The ability to understand the effect of abiotic variables on the infectivity of entomopathogenicfungi, and to use this information to predict efficacy in the field or glasshouse, is essential to the further development of these organisms as microbial control agents.
Temperature is a key variable affecting entomopathogenic fungi, however there have been few attempts to model the interaction and hence describe it in a meaningful way. The relationship between temperature and fungal development takes the form of an asymmetric bell-curve which may have an approximately linear region below the optimum. This relationship is typical of poikilothermic organisms and can be described mathematically using nonlinear regression models.
We have investigated in detail the thermal biology of isolates of entomopathogenicfungi that are being examined as potential microbial control agents of the varroa mite, Varroa destructor, a major parasite of honey bees. We first measured colony extension rates at three temperatures (20, 30 and 35°C) for 41 isolates of fungi from 6 taxa (Beauveria, Metarhizium, Hirsutella, Paecilomyces (= Isaria), Lecanicillium). Twenty two isolates were then selected and their colony extension rates measured at ten temperatures (12.5 – 35°C). The data were then fitted to the Schoolfield et al. (1981) model of poikilotherm development. The model consists of a thermodynamic description of a rate-limiting enzymic reaction combined with terms to describe the inhibitory effects of high and low temperatures. Overall, this model accounted for 87.6 – 93.9% of the data variance.
At a practical level, we're able to use the model to make predictions about fungi used against varroa. In general terms, the thermal requirements of the isolates we have examined against varroa are well matched to the temperatures in the broodless areas of honey bee colonies (around 25°C ) and a proportion of isolates will also be able to function within the drone brood areas (32 – 33°C).
Davidson, G., Phelps, K., Sunderland, K.D., Pell, J.K., Ball, B.V., Shaw, K.E. & Chandler, D. (2003). Study of temperature-growth interactions of entomopathogenic fungi with potential for control of Varroa destructor (Acari: Mesostigmata) using a nonlinear model of poikilotherm development.
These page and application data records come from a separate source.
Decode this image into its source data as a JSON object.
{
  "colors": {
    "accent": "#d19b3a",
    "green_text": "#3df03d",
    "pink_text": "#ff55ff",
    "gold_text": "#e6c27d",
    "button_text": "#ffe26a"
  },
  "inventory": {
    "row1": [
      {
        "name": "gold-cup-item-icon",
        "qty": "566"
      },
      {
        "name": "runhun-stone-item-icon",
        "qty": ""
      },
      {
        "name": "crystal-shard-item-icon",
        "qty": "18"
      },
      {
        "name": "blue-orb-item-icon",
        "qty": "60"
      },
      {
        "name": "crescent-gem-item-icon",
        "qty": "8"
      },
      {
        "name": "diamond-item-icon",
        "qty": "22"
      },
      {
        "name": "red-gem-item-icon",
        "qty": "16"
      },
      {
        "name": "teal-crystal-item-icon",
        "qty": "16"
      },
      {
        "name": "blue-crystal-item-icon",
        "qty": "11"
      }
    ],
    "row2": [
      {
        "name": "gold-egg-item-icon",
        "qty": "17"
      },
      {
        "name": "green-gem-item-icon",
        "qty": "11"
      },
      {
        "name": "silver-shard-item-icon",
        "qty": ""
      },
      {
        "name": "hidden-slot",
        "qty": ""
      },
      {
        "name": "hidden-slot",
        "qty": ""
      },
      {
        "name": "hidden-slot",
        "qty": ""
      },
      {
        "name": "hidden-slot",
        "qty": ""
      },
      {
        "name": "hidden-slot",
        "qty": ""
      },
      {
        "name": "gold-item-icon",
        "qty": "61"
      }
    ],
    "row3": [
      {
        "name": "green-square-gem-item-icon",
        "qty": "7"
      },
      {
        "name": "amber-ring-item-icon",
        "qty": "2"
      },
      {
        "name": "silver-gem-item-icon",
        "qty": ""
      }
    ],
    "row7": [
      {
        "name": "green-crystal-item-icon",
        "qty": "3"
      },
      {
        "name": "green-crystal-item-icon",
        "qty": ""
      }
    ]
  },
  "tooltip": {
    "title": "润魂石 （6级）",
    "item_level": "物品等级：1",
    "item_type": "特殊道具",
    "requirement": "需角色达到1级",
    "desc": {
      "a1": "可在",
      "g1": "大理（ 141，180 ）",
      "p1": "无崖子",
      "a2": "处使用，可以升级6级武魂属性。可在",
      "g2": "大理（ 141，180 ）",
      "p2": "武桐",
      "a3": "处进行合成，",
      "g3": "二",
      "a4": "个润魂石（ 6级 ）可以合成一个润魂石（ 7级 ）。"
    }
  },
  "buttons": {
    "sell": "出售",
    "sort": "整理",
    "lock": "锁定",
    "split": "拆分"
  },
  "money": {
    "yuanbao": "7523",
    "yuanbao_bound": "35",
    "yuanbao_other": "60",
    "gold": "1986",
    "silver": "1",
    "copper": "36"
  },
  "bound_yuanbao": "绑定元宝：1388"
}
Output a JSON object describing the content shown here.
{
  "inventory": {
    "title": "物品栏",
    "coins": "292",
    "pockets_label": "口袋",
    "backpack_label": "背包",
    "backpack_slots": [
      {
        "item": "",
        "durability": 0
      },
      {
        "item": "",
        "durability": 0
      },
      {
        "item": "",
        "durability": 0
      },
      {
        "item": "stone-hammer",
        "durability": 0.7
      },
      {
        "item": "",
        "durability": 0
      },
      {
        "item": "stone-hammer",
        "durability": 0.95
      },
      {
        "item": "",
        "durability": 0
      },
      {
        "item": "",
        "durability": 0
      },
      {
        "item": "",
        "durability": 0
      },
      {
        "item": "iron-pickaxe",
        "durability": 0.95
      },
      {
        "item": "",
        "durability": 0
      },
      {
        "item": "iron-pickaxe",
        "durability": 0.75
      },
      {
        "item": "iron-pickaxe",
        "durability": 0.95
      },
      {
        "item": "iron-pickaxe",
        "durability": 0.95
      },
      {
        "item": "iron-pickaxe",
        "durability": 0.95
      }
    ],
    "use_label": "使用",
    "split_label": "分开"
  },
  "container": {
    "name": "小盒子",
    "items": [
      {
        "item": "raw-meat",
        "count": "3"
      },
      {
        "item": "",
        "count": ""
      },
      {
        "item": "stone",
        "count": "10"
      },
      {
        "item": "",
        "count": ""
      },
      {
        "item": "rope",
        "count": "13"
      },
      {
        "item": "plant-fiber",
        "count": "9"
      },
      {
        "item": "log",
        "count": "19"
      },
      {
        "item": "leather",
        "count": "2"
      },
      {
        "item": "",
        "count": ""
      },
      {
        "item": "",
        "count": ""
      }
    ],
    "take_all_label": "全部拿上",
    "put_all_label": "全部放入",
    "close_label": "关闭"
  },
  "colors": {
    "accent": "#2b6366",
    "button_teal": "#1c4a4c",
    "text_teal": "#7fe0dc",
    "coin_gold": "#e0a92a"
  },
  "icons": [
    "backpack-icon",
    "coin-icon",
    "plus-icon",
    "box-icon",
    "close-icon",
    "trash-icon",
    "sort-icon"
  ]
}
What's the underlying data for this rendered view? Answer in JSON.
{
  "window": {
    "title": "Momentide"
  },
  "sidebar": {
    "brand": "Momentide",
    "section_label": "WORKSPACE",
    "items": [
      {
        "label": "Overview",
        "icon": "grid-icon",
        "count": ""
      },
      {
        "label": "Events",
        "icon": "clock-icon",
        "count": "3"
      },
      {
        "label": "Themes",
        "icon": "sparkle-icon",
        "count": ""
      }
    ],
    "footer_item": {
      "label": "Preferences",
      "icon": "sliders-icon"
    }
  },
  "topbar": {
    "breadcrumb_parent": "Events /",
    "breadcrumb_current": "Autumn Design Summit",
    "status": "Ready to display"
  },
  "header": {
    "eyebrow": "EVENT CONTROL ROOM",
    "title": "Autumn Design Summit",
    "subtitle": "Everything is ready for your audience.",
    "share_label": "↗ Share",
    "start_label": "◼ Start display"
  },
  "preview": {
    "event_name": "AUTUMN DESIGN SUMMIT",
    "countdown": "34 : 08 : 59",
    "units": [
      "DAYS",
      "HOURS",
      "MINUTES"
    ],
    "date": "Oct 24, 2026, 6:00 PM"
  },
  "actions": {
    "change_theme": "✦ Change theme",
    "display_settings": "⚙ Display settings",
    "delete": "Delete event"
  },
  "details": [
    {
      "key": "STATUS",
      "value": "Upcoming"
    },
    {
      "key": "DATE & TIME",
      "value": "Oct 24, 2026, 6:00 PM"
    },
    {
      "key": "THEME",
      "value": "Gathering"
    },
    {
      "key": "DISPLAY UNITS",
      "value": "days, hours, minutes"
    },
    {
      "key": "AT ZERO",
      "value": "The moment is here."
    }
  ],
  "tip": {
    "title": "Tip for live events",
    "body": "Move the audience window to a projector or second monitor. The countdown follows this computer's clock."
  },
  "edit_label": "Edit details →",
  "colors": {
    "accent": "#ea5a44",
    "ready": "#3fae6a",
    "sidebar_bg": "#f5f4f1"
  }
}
Journal of Applied Microbiology, 94, 816-825.
Schoolfield, R. M., Sharpe, P. J. H. and Magnuson, C. E. (1981) Non linear regression of biological temperature-dependent rate models based on absolute reaction-rate theory. Journal of Theoretical Biology 88, 719 – 731.